*Brief*
Check each line of the entries below for the word "subject" and state only how many lines have it.

****

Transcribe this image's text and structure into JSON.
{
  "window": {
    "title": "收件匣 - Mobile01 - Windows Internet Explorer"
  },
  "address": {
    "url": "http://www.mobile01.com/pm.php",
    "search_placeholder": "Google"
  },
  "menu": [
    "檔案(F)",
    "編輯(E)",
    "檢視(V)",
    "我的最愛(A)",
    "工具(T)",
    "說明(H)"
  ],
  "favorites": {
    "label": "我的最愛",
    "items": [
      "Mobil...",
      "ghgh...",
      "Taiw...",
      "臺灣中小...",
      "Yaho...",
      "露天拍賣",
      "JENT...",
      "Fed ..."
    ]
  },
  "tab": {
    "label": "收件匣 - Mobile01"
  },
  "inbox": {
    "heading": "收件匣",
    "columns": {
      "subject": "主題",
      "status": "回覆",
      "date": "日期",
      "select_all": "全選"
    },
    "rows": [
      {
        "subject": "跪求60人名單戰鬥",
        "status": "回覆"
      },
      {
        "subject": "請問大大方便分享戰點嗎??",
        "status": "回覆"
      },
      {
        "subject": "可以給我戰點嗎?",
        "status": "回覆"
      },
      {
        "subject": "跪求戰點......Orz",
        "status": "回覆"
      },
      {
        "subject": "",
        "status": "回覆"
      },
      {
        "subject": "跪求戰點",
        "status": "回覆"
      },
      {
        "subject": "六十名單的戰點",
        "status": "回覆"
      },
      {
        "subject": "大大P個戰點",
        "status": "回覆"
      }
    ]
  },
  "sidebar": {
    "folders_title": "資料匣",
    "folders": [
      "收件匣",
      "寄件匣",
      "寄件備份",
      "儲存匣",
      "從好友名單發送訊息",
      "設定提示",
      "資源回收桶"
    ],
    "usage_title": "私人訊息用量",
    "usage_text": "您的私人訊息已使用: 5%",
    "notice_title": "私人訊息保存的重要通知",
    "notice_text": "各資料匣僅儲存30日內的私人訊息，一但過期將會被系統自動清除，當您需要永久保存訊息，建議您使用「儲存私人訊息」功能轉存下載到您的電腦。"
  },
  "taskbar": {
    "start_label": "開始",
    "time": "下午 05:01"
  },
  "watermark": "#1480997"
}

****

*Written solution*
9